Data shown:
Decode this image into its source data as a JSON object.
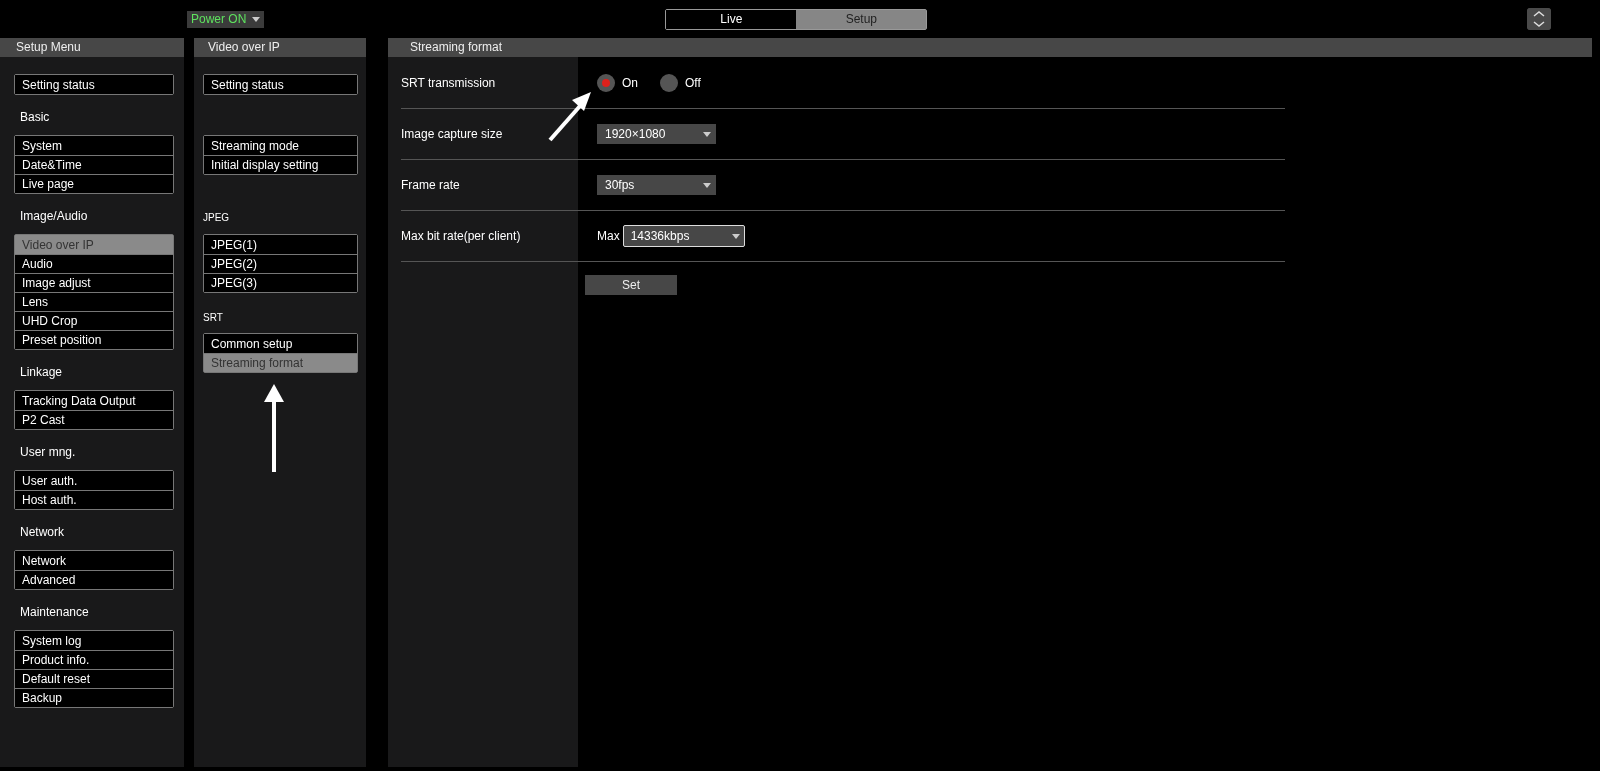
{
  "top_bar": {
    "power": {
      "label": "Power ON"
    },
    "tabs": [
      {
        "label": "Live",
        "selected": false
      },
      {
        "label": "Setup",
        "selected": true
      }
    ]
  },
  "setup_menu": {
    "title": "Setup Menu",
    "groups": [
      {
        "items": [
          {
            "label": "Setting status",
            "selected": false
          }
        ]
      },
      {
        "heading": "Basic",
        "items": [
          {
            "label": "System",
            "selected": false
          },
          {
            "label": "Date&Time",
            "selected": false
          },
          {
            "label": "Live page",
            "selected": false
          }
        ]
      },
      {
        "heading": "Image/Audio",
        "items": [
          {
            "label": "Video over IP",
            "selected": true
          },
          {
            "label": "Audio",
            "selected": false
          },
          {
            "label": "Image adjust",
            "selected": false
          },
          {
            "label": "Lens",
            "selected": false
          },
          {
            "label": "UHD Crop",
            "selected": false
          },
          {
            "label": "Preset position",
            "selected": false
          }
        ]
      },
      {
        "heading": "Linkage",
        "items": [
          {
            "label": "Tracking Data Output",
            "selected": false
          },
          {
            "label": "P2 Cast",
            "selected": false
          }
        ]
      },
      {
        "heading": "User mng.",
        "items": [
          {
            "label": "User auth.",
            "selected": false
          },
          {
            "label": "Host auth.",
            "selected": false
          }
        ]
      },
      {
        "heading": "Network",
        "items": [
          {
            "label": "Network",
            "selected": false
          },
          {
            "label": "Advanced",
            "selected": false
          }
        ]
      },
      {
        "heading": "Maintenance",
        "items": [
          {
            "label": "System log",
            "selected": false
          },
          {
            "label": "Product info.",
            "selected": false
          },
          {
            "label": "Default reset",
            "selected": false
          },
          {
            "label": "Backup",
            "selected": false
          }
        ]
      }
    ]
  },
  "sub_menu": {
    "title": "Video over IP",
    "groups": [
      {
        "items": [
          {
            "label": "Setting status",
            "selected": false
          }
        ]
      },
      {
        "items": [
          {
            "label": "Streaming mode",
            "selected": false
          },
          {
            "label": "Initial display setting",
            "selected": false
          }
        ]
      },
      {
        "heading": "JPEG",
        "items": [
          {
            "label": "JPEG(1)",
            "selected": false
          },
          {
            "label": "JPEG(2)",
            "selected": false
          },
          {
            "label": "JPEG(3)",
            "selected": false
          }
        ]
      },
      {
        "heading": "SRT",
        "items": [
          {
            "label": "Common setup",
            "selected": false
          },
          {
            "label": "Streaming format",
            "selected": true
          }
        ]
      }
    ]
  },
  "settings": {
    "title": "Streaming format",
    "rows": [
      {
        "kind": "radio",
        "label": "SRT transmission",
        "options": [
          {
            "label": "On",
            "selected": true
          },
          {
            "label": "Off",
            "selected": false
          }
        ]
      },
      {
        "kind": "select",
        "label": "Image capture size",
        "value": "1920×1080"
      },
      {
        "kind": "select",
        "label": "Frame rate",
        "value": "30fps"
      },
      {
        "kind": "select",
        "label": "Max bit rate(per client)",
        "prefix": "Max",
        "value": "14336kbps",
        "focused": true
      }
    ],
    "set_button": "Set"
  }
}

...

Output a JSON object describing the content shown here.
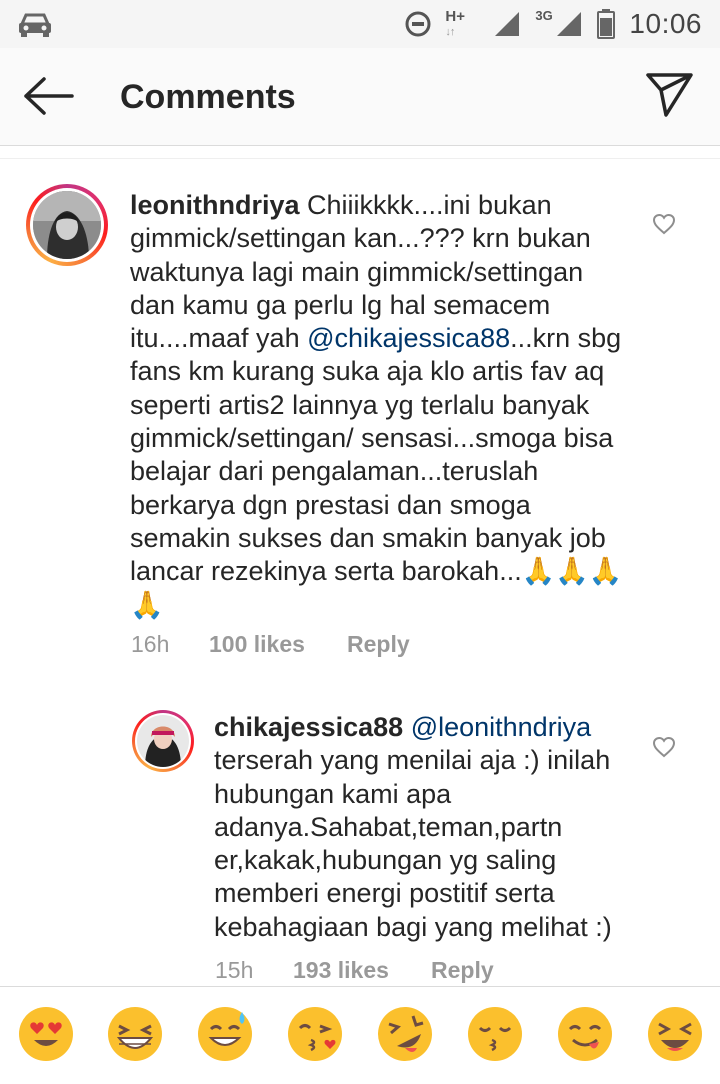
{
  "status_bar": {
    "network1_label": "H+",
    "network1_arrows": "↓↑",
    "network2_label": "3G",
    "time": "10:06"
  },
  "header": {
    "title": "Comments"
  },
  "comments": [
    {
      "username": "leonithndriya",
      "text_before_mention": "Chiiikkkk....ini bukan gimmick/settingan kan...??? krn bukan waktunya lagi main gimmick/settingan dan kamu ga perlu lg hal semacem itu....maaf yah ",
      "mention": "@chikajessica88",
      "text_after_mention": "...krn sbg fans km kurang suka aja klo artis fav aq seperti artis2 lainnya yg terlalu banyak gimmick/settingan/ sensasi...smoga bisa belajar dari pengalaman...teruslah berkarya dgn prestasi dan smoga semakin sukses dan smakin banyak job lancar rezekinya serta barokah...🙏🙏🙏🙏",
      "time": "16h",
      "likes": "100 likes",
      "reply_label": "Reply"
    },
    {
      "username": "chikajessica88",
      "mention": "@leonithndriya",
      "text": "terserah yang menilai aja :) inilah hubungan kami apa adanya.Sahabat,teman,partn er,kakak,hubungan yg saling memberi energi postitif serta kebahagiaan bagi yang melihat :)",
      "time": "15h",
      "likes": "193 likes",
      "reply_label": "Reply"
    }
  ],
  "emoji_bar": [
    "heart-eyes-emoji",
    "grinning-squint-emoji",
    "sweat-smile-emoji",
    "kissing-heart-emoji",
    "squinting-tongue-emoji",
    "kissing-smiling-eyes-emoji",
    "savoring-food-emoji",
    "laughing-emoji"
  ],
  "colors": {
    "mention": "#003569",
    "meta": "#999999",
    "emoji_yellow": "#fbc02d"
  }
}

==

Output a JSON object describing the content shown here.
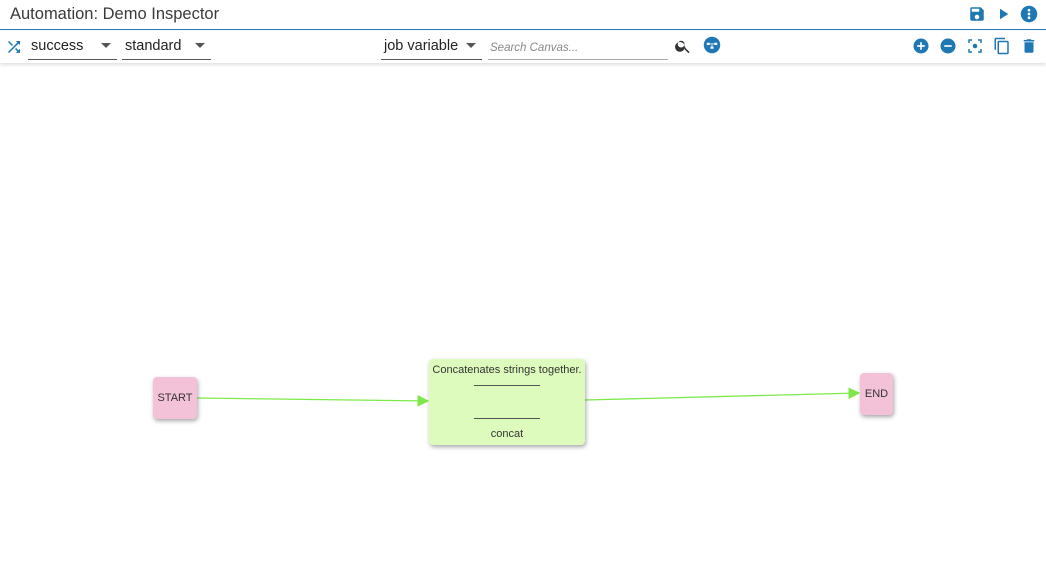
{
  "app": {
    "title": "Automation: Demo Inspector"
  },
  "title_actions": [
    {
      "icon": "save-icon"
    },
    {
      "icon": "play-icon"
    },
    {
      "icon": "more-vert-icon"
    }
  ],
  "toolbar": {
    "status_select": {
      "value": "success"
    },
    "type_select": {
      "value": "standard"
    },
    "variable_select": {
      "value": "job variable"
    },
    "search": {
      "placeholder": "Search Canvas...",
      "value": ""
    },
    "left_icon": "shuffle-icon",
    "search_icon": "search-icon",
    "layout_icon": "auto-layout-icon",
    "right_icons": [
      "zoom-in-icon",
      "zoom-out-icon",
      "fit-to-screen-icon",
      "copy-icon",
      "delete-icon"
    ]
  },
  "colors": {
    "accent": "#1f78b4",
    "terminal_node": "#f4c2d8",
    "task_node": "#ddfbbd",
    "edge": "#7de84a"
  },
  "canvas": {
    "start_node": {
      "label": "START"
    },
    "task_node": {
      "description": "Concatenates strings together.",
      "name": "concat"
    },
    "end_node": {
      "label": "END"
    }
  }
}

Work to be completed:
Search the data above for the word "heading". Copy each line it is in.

Solution for this exercise:
        "heading": "Basic",
        "heading": "Image/Audio",
        "heading": "Linkage",
        "heading": "User mng.",
        "heading": "Network",
        "heading": "Maintenance",
        "heading": "JPEG",
        "heading": "SRT",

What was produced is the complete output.